===== Extracted records =====
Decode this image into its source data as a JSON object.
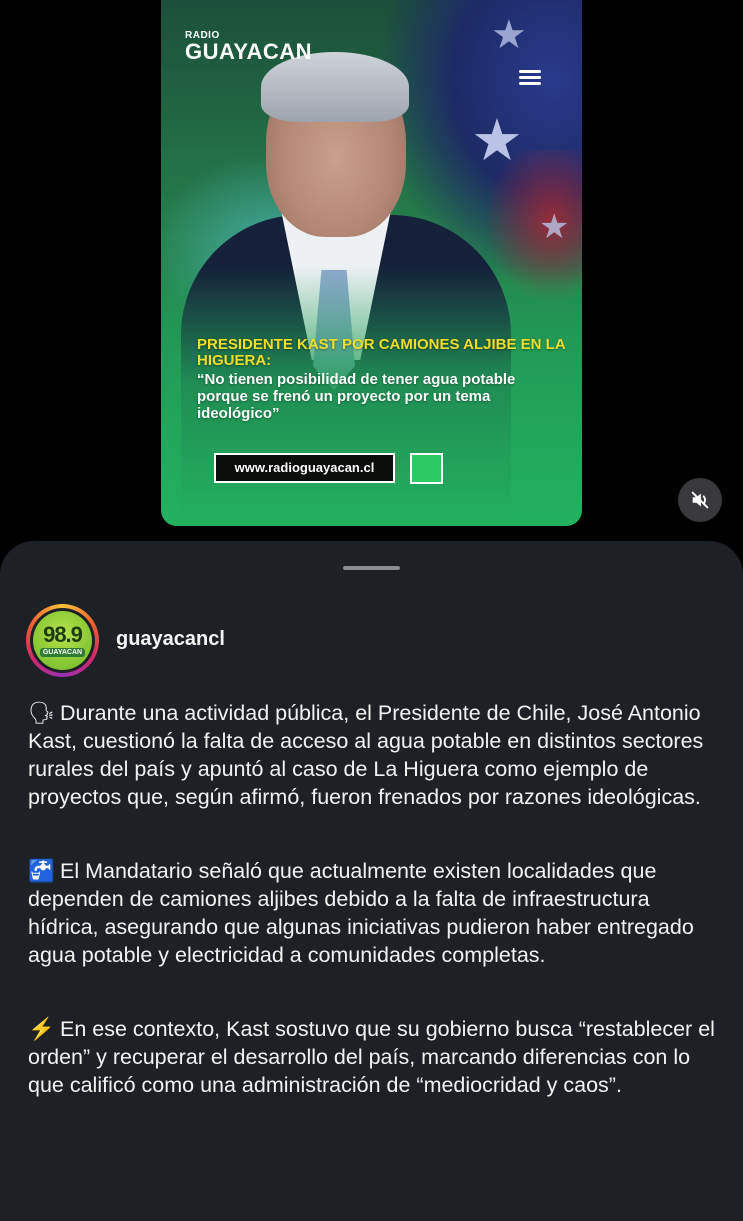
{
  "video": {
    "logo_small": "RADIO",
    "logo_big": "GUAYACAN",
    "headline": "PRESIDENTE KAST POR CAMIONES ALJIBE EN LA HIGUERA:",
    "quote": "“No tienen posibilidad de tener agua potable porque se frenó un proyecto por un tema ideológico”",
    "url": "www.radioguayacan.cl",
    "mute_icon": "speaker-muted-icon"
  },
  "post": {
    "avatar_number": "98.9",
    "avatar_brand": "GUAYACAN",
    "username": "guayacancl",
    "paragraphs": [
      {
        "emoji": "🗣",
        "text": "Durante una actividad pública, el Presidente de Chile, José Antonio Kast, cuestionó la falta de acceso al agua potable en distintos sectores rurales del país y apuntó al caso de La Higuera como ejemplo de proyectos que, según afirmó, fueron frenados por razones ideológicas."
      },
      {
        "emoji": "🚰",
        "text": "El Mandatario señaló que actualmente existen localidades que dependen de camiones aljibes debido a la falta de infraestructura hídrica, asegurando que algunas iniciativas pudieron haber entregado agua potable y electricidad a comunidades completas."
      },
      {
        "emoji": "⚡",
        "text": "En ese contexto, Kast sostuvo que su gobierno busca “restablecer el orden” y recuperar el desarrollo del país, marcando diferencias con lo que calificó como una administración de “mediocridad y caos”."
      }
    ]
  }
}
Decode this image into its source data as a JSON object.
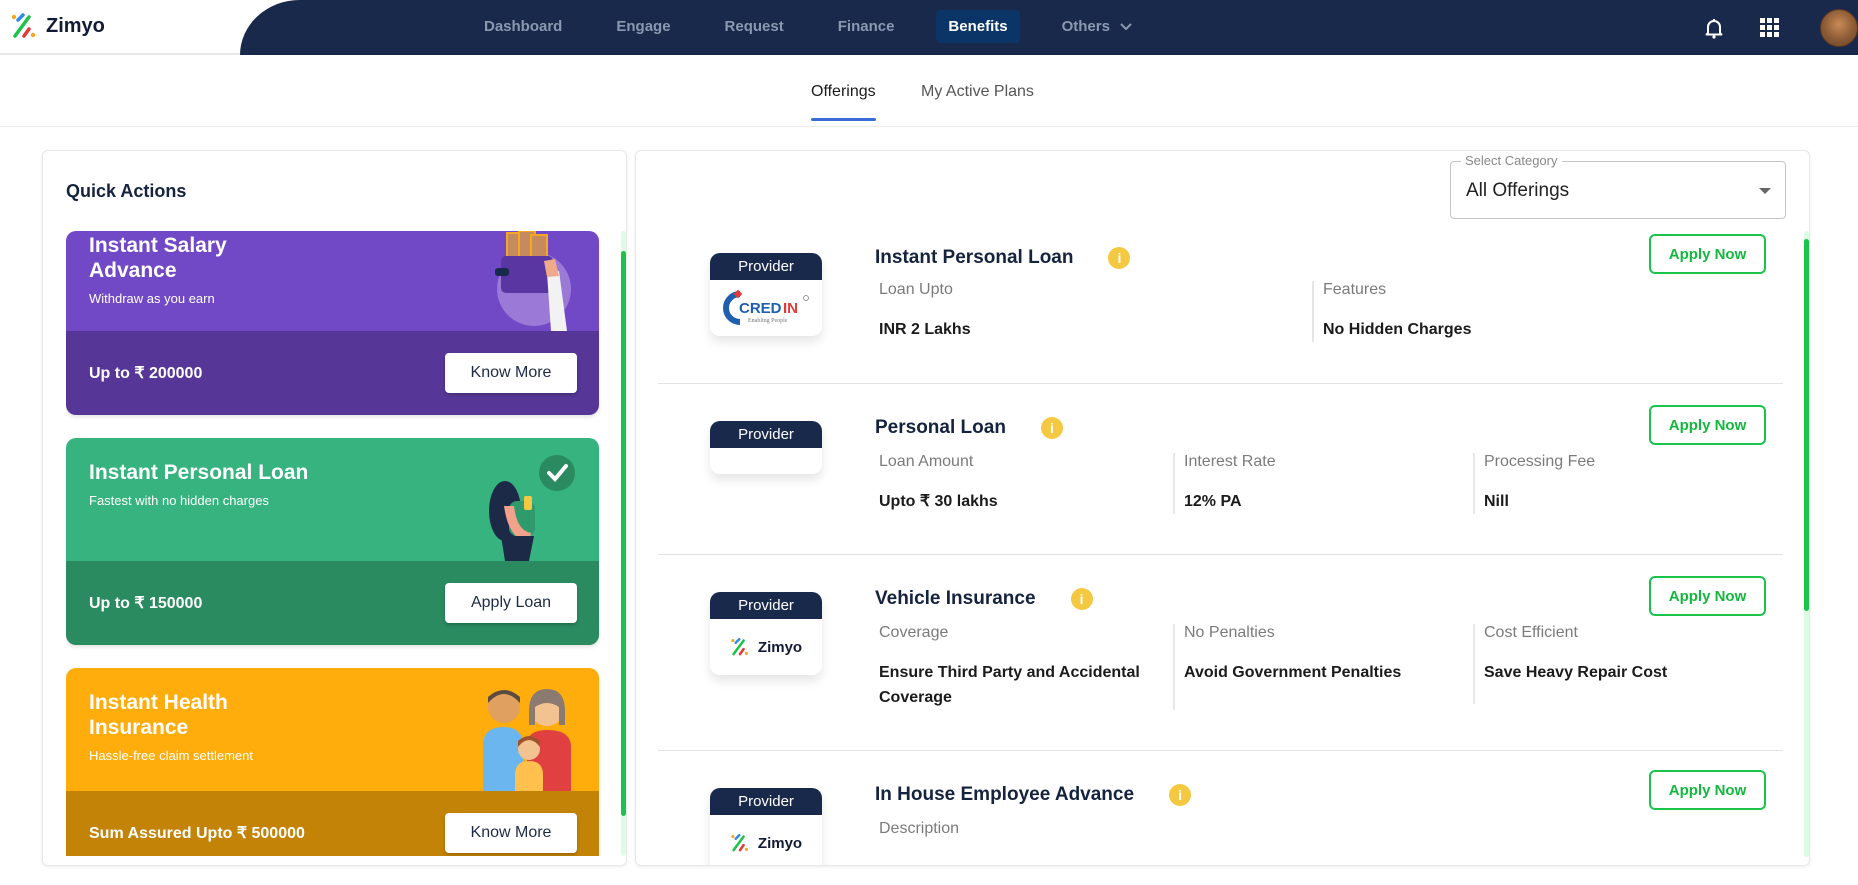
{
  "app": {
    "name": "Zimyo",
    "colors": {
      "nav_bg": "#18294b",
      "active_nav": "#0b3566",
      "accent_green": "#1ac44a",
      "tab_underline": "#3a6bd6",
      "info_yellow": "#f5c842"
    }
  },
  "nav": {
    "items": [
      {
        "label": "Dashboard",
        "active": false
      },
      {
        "label": "Engage",
        "active": false
      },
      {
        "label": "Request",
        "active": false
      },
      {
        "label": "Finance",
        "active": false
      },
      {
        "label": "Benefits",
        "active": true
      },
      {
        "label": "Others",
        "active": false,
        "has_dropdown": true
      }
    ],
    "icons": [
      "bell-icon",
      "apps-grid-icon",
      "user-avatar"
    ]
  },
  "tabs": [
    {
      "label": "Offerings",
      "active": true
    },
    {
      "label": "My Active Plans",
      "active": false
    }
  ],
  "quick_actions": {
    "title": "Quick Actions",
    "cards": [
      {
        "title": "Instant Salary Advance",
        "subtitle": "Withdraw as you earn",
        "amount": "Up to ₹ 200000",
        "button": "Know More",
        "color_top": "#7149c6",
        "color_bottom": "#563797"
      },
      {
        "title": "Instant Personal Loan",
        "subtitle": "Fastest with no hidden charges",
        "amount": "Up to ₹ 150000",
        "button": "Apply Loan",
        "color_top": "#36b37e",
        "color_bottom": "#2a8a60"
      },
      {
        "title": "Instant Health Insurance",
        "subtitle": "Hassle-free claim settlement",
        "amount": "Sum Assured Upto ₹ 500000",
        "button": "Know More",
        "color_top": "#ffad0d",
        "color_bottom": "#c28306"
      }
    ]
  },
  "category_select": {
    "label": "Select Category",
    "value": "All Offerings"
  },
  "offerings": [
    {
      "title": "Instant Personal Loan",
      "provider_label": "Provider",
      "provider_logo": "CREDIN",
      "provider_tagline": "Enabling People",
      "apply_label": "Apply Now",
      "fields": [
        {
          "label": "Loan Upto",
          "value": "INR 2 Lakhs"
        },
        {
          "label": "Features",
          "value": "No Hidden Charges"
        }
      ]
    },
    {
      "title": "Personal Loan",
      "provider_label": "Provider",
      "provider_logo": "",
      "apply_label": "Apply Now",
      "fields": [
        {
          "label": "Loan Amount",
          "value": "Upto ₹ 30 lakhs"
        },
        {
          "label": "Interest Rate",
          "value": "12% PA"
        },
        {
          "label": "Processing Fee",
          "value": "Nill"
        }
      ]
    },
    {
      "title": "Vehicle Insurance",
      "provider_label": "Provider",
      "provider_logo": "Zimyo",
      "apply_label": "Apply Now",
      "fields": [
        {
          "label": "Coverage",
          "value": "Ensure Third Party and Accidental Coverage"
        },
        {
          "label": "No Penalties",
          "value": "Avoid Government Penalties"
        },
        {
          "label": "Cost Efficient",
          "value": "Save Heavy Repair Cost"
        }
      ]
    },
    {
      "title": "In House Employee Advance",
      "provider_label": "Provider",
      "provider_logo": "Zimyo",
      "apply_label": "Apply Now",
      "fields": [
        {
          "label": "Description",
          "value": ""
        }
      ]
    }
  ]
}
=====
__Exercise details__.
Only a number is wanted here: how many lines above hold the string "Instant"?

__Solved problem__.
4